Web page and app entries:
┄┄┄┄┄┄┄┄┄┄┄┄┄┄┄┄┄┄┄┄
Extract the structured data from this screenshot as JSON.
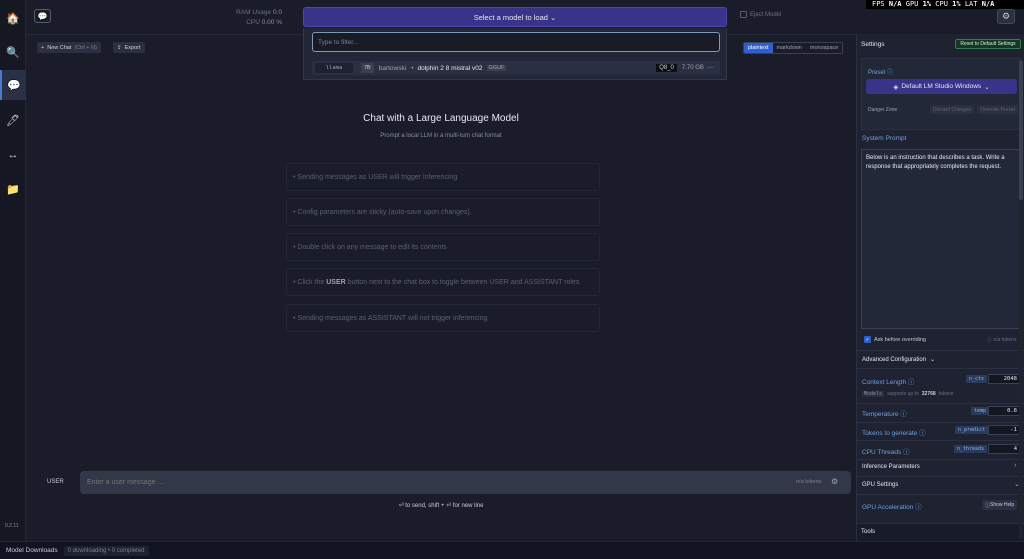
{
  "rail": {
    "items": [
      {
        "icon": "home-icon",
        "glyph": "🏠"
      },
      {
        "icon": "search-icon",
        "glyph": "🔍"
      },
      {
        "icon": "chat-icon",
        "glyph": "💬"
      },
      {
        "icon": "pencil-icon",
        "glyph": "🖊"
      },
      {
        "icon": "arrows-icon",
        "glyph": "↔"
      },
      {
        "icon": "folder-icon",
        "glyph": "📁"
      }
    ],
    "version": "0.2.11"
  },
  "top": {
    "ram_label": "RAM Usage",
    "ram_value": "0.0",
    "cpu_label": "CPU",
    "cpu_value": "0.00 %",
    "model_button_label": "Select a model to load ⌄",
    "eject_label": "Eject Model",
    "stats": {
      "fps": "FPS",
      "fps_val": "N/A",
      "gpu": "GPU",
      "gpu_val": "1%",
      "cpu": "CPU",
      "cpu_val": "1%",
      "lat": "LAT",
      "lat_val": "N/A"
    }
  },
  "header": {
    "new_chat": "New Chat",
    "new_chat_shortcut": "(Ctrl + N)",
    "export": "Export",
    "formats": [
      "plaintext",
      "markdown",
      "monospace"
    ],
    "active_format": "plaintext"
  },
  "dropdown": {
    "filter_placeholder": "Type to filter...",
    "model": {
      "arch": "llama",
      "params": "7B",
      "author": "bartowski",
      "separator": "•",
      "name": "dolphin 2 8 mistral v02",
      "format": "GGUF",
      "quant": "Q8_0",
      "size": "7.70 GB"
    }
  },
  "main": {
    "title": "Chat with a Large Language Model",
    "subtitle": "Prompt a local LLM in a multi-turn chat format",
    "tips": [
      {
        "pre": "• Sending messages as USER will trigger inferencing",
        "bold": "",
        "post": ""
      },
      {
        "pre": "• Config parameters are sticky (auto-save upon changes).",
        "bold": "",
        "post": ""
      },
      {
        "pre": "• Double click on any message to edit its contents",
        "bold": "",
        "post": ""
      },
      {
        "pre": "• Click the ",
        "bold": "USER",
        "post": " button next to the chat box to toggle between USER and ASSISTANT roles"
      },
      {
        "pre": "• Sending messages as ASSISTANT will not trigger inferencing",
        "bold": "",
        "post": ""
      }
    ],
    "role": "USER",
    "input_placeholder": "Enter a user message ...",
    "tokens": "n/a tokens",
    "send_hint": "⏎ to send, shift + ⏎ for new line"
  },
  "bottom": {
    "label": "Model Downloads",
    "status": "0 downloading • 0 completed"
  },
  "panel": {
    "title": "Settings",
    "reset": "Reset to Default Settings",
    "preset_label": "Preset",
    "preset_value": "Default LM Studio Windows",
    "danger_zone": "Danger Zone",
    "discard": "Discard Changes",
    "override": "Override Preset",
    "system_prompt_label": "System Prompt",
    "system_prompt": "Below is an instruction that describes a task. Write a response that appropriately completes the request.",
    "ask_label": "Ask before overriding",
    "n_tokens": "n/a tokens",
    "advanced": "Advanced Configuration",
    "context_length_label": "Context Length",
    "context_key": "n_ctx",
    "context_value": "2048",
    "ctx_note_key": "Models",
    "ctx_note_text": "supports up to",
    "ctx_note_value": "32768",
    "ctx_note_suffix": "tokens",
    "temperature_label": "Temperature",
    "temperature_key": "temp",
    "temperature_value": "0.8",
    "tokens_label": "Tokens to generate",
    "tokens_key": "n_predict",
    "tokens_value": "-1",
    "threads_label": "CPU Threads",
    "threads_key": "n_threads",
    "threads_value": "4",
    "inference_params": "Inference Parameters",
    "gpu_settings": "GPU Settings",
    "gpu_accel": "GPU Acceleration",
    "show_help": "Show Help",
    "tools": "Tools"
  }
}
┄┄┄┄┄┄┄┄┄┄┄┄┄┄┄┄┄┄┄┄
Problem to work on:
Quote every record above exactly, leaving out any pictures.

Output for this task:
Extract the structured data from this screenshot as JSON.
{
  "rail": {
    "items": [
      {
        "icon": "home-icon",
        "glyph": "🏠"
      },
      {
        "icon": "search-icon",
        "glyph": "🔍"
      },
      {
        "icon": "chat-icon",
        "glyph": "💬"
      },
      {
        "icon": "pencil-icon",
        "glyph": "🖊"
      },
      {
        "icon": "arrows-icon",
        "glyph": "↔"
      },
      {
        "icon": "folder-icon",
        "glyph": "📁"
      }
    ],
    "version": "0.2.11"
  },
  "top": {
    "ram_label": "RAM Usage",
    "ram_value": "0.0",
    "cpu_label": "CPU",
    "cpu_value": "0.00 %",
    "model_button_label": "Select a model to load ⌄",
    "eject_label": "Eject Model",
    "stats": {
      "fps": "FPS",
      "fps_val": "N/A",
      "gpu": "GPU",
      "gpu_val": "1%",
      "cpu": "CPU",
      "cpu_val": "1%",
      "lat": "LAT",
      "lat_val": "N/A"
    }
  },
  "header": {
    "new_chat": "New Chat",
    "new_chat_shortcut": "(Ctrl + N)",
    "export": "Export",
    "formats": [
      "plaintext",
      "markdown",
      "monospace"
    ],
    "active_format": "plaintext"
  },
  "dropdown": {
    "filter_placeholder": "Type to filter...",
    "model": {
      "arch": "llama",
      "params": "7B",
      "author": "bartowski",
      "separator": "•",
      "name": "dolphin 2 8 mistral v02",
      "format": "GGUF",
      "quant": "Q8_0",
      "size": "7.70 GB"
    }
  },
  "main": {
    "title": "Chat with a Large Language Model",
    "subtitle": "Prompt a local LLM in a multi-turn chat format",
    "tips": [
      {
        "pre": "• Sending messages as USER will trigger inferencing",
        "bold": "",
        "post": ""
      },
      {
        "pre": "• Config parameters are sticky (auto-save upon changes).",
        "bold": "",
        "post": ""
      },
      {
        "pre": "• Double click on any message to edit its contents",
        "bold": "",
        "post": ""
      },
      {
        "pre": "• Click the ",
        "bold": "USER",
        "post": " button next to the chat box to toggle between USER and ASSISTANT roles"
      },
      {
        "pre": "• Sending messages as ASSISTANT will not trigger inferencing",
        "bold": "",
        "post": ""
      }
    ],
    "role": "USER",
    "input_placeholder": "Enter a user message ...",
    "tokens": "n/a tokens",
    "send_hint": "⏎ to send, shift + ⏎ for new line"
  },
  "bottom": {
    "label": "Model Downloads",
    "status": "0 downloading • 0 completed"
  },
  "panel": {
    "title": "Settings",
    "reset": "Reset to Default Settings",
    "preset_label": "Preset",
    "preset_value": "Default LM Studio Windows",
    "danger_zone": "Danger Zone",
    "discard": "Discard Changes",
    "override": "Override Preset",
    "system_prompt_label": "System Prompt",
    "system_prompt": "Below is an instruction that describes a task. Write a response that appropriately completes the request.",
    "ask_label": "Ask before overriding",
    "n_tokens": "n/a tokens",
    "advanced": "Advanced Configuration",
    "context_length_label": "Context Length",
    "context_key": "n_ctx",
    "context_value": "2048",
    "ctx_note_key": "Models",
    "ctx_note_text": "supports up to",
    "ctx_note_value": "32768",
    "ctx_note_suffix": "tokens",
    "temperature_label": "Temperature",
    "temperature_key": "temp",
    "temperature_value": "0.8",
    "tokens_label": "Tokens to generate",
    "tokens_key": "n_predict",
    "tokens_value": "-1",
    "threads_label": "CPU Threads",
    "threads_key": "n_threads",
    "threads_value": "4",
    "inference_params": "Inference Parameters",
    "gpu_settings": "GPU Settings",
    "gpu_accel": "GPU Acceleration",
    "show_help": "Show Help",
    "tools": "Tools"
  }
}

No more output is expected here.